Task brief: Repeat the records in full. No pictures belong in the copy.

═══ Given information

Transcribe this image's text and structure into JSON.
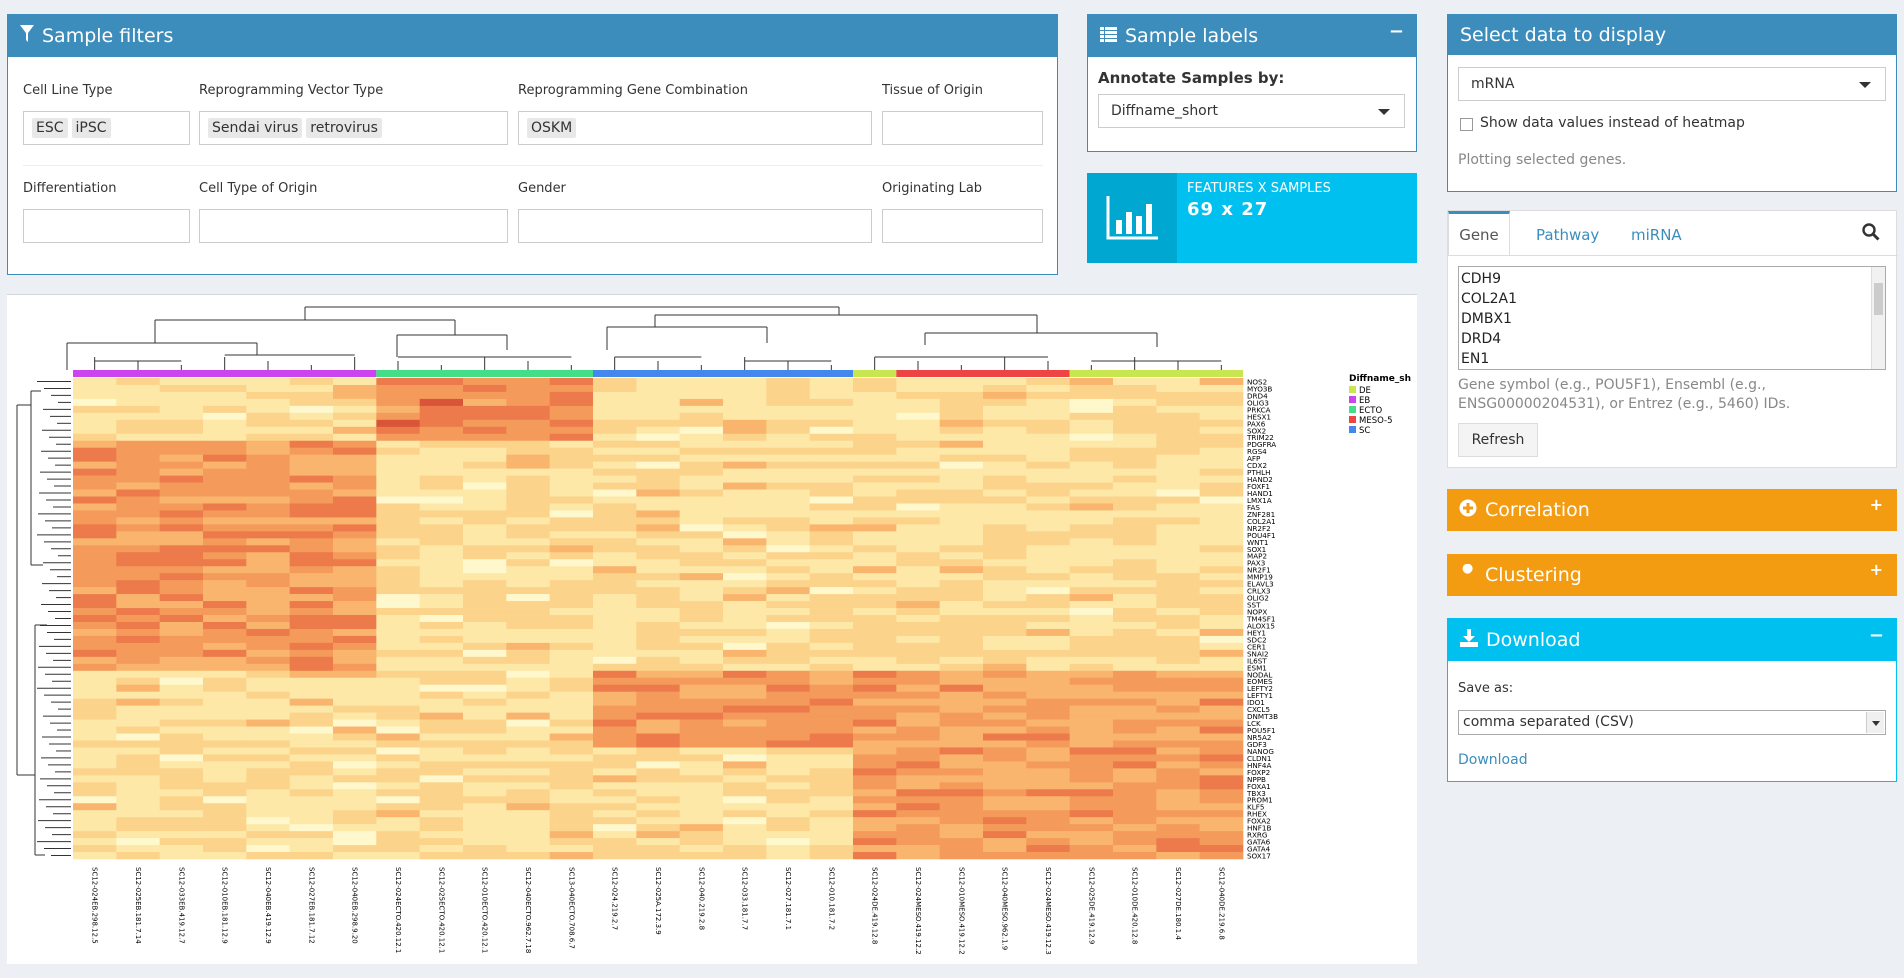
{
  "sample_filters": {
    "title": "Sample filters",
    "fields": [
      {
        "label": "Cell Line Type",
        "tags": [
          "ESC",
          "iPSC"
        ]
      },
      {
        "label": "Reprogramming Vector Type",
        "tags": [
          "Sendai virus",
          "retrovirus"
        ]
      },
      {
        "label": "Reprogramming Gene Combination",
        "tags": [
          "OSKM"
        ]
      },
      {
        "label": "Tissue of Origin",
        "tags": []
      },
      {
        "label": "Differentiation",
        "tags": []
      },
      {
        "label": "Cell Type of Origin",
        "tags": []
      },
      {
        "label": "Gender",
        "tags": []
      },
      {
        "label": "Originating Lab",
        "tags": []
      }
    ]
  },
  "sample_labels": {
    "title": "Sample labels",
    "collapse": "−",
    "annotate_label": "Annotate Samples by:",
    "annotate_value": "Diffname_short"
  },
  "infobox": {
    "title": "FEATURES X SAMPLES",
    "value": "69 x 27",
    "color": "#00c0ef",
    "icon_bg": "#00a7d0"
  },
  "select_data": {
    "title": "Select data to display",
    "dataset": "mRNA",
    "checkbox_label": "Show data values instead of heatmap",
    "status": "Plotting selected genes."
  },
  "gene_tabs": {
    "tabs": [
      "Gene",
      "Pathway",
      "miRNA"
    ],
    "genes": [
      "CDH9",
      "COL2A1",
      "DMBX1",
      "DRD4",
      "EN1"
    ],
    "help": [
      "Gene symbol (e.g., POU5F1), Ensembl (e.g.,",
      "ENSG00000204531), or Entrez (e.g., 5460) IDs."
    ],
    "refresh": "Refresh"
  },
  "correlation": {
    "title": "Correlation",
    "tool": "+"
  },
  "clustering": {
    "title": "Clustering",
    "tool": "+"
  },
  "download": {
    "title": "Download",
    "tool": "−",
    "save_as_label": "Save as:",
    "format": "comma separated (CSV)",
    "link": "Download"
  },
  "heatmap": {
    "legend": {
      "title": "Diffname_sh",
      "items": [
        {
          "label": "DE",
          "color": "#c8e650"
        },
        {
          "label": "EB",
          "color": "#cc44ee"
        },
        {
          "label": "ECTO",
          "color": "#44dd88"
        },
        {
          "label": "MESO-5",
          "color": "#ee4444"
        },
        {
          "label": "SC",
          "color": "#4488ee"
        }
      ]
    },
    "groups": [
      {
        "label": "EB",
        "color": "#cc44ee",
        "count": 7
      },
      {
        "label": "ECTO",
        "color": "#44dd88",
        "count": 5
      },
      {
        "label": "SC",
        "color": "#4488ee",
        "count": 6
      },
      {
        "label": "DE",
        "color": "#c8e650",
        "count": 1
      },
      {
        "label": "MESO-5",
        "color": "#ee4444",
        "count": 4
      },
      {
        "label": "DE",
        "color": "#c8e650",
        "count": 4
      }
    ],
    "genes": [
      "NOS2",
      "MYO3B",
      "DRD4",
      "OLIG3",
      "PRKCA",
      "HESX1",
      "PAX6",
      "SOX2",
      "TRIM22",
      "PDGFRA",
      "RGS4",
      "AFP",
      "CDX2",
      "PTHLH",
      "HAND2",
      "FOXF1",
      "HAND1",
      "LMX1A",
      "FAS",
      "ZNF281",
      "COL2A1",
      "NR2F2",
      "POU4F1",
      "WNT1",
      "SOX1",
      "MAP2",
      "PAX3",
      "NR2F1",
      "MMP19",
      "ELAVL3",
      "CRLX3",
      "OLIG2",
      "SST",
      "NOPX",
      "TM4SF1",
      "ALOX15",
      "HEY1",
      "SDC2",
      "CER1",
      "SNAI2",
      "IL6ST",
      "ESM1",
      "NODAL",
      "EOMES",
      "LEFTY2",
      "LEFTY1",
      "IDO1",
      "CXCL5",
      "DNMT3B",
      "LCK",
      "POU5F1",
      "NR5A2",
      "GDF3",
      "NANOG",
      "CLDN1",
      "HNF4A",
      "FOXP2",
      "NPPB",
      "FOXA1",
      "TBX3",
      "PROM1",
      "KLF5",
      "RHEX",
      "FOXA2",
      "HNF1B",
      "RXRG",
      "GATA6",
      "GATA4",
      "SOX17"
    ],
    "samples": [
      "SC12-024EB.298.12.5",
      "SC12-025EB.181.7.14",
      "SC12-033EB.419.12.7",
      "SC12-010EB.181.12.9",
      "SC12-040EB.419.12.9",
      "SC12-027EB.181.7.12",
      "SC12-040EB.298.9.20",
      "SC12-024ECTO.420.12.1",
      "SC12-025ECTO.420.12.1",
      "SC12-010ECTO.420.12.1",
      "SC12-040ECTO.962.7.18",
      "SC13-040ECTO.708.6.7",
      "SC12-024.219.2.7",
      "SC12-025A.172.3.9",
      "SC12-040.219.2.8",
      "SC12-033.181.7.7",
      "SC12-027.181.7.1",
      "SC12-010.181.7.2",
      "SC12-024DE.419.12.8",
      "SC12-024MESO.419.12.2",
      "SC12-010MESO.419.12.2",
      "SC12-040MESO.962.1.9",
      "SC12-024MESO.419.12.3",
      "SC12-025DE.419.12.9",
      "SC12-010DE.420.12.8",
      "SC12-027DE.180.1.4",
      "SC12-040DE.219.6.8"
    ]
  }
}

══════

Solution to this problem:
Transcribe this image's text and structure into JSON.
{
  "sample_filters": {
    "title": "Sample filters",
    "fields": [
      {
        "label": "Cell Line Type",
        "tags": [
          "ESC",
          "iPSC"
        ]
      },
      {
        "label": "Reprogramming Vector Type",
        "tags": [
          "Sendai virus",
          "retrovirus"
        ]
      },
      {
        "label": "Reprogramming Gene Combination",
        "tags": [
          "OSKM"
        ]
      },
      {
        "label": "Tissue of Origin",
        "tags": []
      },
      {
        "label": "Differentiation",
        "tags": []
      },
      {
        "label": "Cell Type of Origin",
        "tags": []
      },
      {
        "label": "Gender",
        "tags": []
      },
      {
        "label": "Originating Lab",
        "tags": []
      }
    ]
  },
  "sample_labels": {
    "title": "Sample labels",
    "collapse": "−",
    "annotate_label": "Annotate Samples by:",
    "annotate_value": "Diffname_short"
  },
  "infobox": {
    "title": "FEATURES X SAMPLES",
    "value": "69 x 27",
    "color": "#00c0ef",
    "icon_bg": "#00a7d0"
  },
  "select_data": {
    "title": "Select data to display",
    "dataset": "mRNA",
    "checkbox_label": "Show data values instead of heatmap",
    "status": "Plotting selected genes."
  },
  "gene_tabs": {
    "tabs": [
      "Gene",
      "Pathway",
      "miRNA"
    ],
    "genes": [
      "CDH9",
      "COL2A1",
      "DMBX1",
      "DRD4",
      "EN1"
    ],
    "help": [
      "Gene symbol (e.g., POU5F1), Ensembl (e.g.,",
      "ENSG00000204531), or Entrez (e.g., 5460) IDs."
    ],
    "refresh": "Refresh"
  },
  "correlation": {
    "title": "Correlation",
    "tool": "+"
  },
  "clustering": {
    "title": "Clustering",
    "tool": "+"
  },
  "download": {
    "title": "Download",
    "tool": "−",
    "save_as_label": "Save as:",
    "format": "comma separated (CSV)",
    "link": "Download"
  },
  "heatmap": {
    "legend": {
      "title": "Diffname_sh",
      "items": [
        {
          "label": "DE",
          "color": "#c8e650"
        },
        {
          "label": "EB",
          "color": "#cc44ee"
        },
        {
          "label": "ECTO",
          "color": "#44dd88"
        },
        {
          "label": "MESO-5",
          "color": "#ee4444"
        },
        {
          "label": "SC",
          "color": "#4488ee"
        }
      ]
    },
    "groups": [
      {
        "label": "EB",
        "color": "#cc44ee",
        "count": 7
      },
      {
        "label": "ECTO",
        "color": "#44dd88",
        "count": 5
      },
      {
        "label": "SC",
        "color": "#4488ee",
        "count": 6
      },
      {
        "label": "DE",
        "color": "#c8e650",
        "count": 1
      },
      {
        "label": "MESO-5",
        "color": "#ee4444",
        "count": 4
      },
      {
        "label": "DE",
        "color": "#c8e650",
        "count": 4
      }
    ],
    "genes": [
      "NOS2",
      "MYO3B",
      "DRD4",
      "OLIG3",
      "PRKCA",
      "HESX1",
      "PAX6",
      "SOX2",
      "TRIM22",
      "PDGFRA",
      "RGS4",
      "AFP",
      "CDX2",
      "PTHLH",
      "HAND2",
      "FOXF1",
      "HAND1",
      "LMX1A",
      "FAS",
      "ZNF281",
      "COL2A1",
      "NR2F2",
      "POU4F1",
      "WNT1",
      "SOX1",
      "MAP2",
      "PAX3",
      "NR2F1",
      "MMP19",
      "ELAVL3",
      "CRLX3",
      "OLIG2",
      "SST",
      "NOPX",
      "TM4SF1",
      "ALOX15",
      "HEY1",
      "SDC2",
      "CER1",
      "SNAI2",
      "IL6ST",
      "ESM1",
      "NODAL",
      "EOMES",
      "LEFTY2",
      "LEFTY1",
      "IDO1",
      "CXCL5",
      "DNMT3B",
      "LCK",
      "POU5F1",
      "NR5A2",
      "GDF3",
      "NANOG",
      "CLDN1",
      "HNF4A",
      "FOXP2",
      "NPPB",
      "FOXA1",
      "TBX3",
      "PROM1",
      "KLF5",
      "RHEX",
      "FOXA2",
      "HNF1B",
      "RXRG",
      "GATA6",
      "GATA4",
      "SOX17"
    ],
    "samples": [
      "SC12-024EB.298.12.5",
      "SC12-025EB.181.7.14",
      "SC12-033EB.419.12.7",
      "SC12-010EB.181.12.9",
      "SC12-040EB.419.12.9",
      "SC12-027EB.181.7.12",
      "SC12-040EB.298.9.20",
      "SC12-024ECTO.420.12.1",
      "SC12-025ECTO.420.12.1",
      "SC12-010ECTO.420.12.1",
      "SC12-040ECTO.962.7.18",
      "SC13-040ECTO.708.6.7",
      "SC12-024.219.2.7",
      "SC12-025A.172.3.9",
      "SC12-040.219.2.8",
      "SC12-033.181.7.7",
      "SC12-027.181.7.1",
      "SC12-010.181.7.2",
      "SC12-024DE.419.12.8",
      "SC12-024MESO.419.12.2",
      "SC12-010MESO.419.12.2",
      "SC12-040MESO.962.1.9",
      "SC12-024MESO.419.12.3",
      "SC12-025DE.419.12.9",
      "SC12-010DE.420.12.8",
      "SC12-027DE.180.1.4",
      "SC12-040DE.219.6.8"
    ]
  }
}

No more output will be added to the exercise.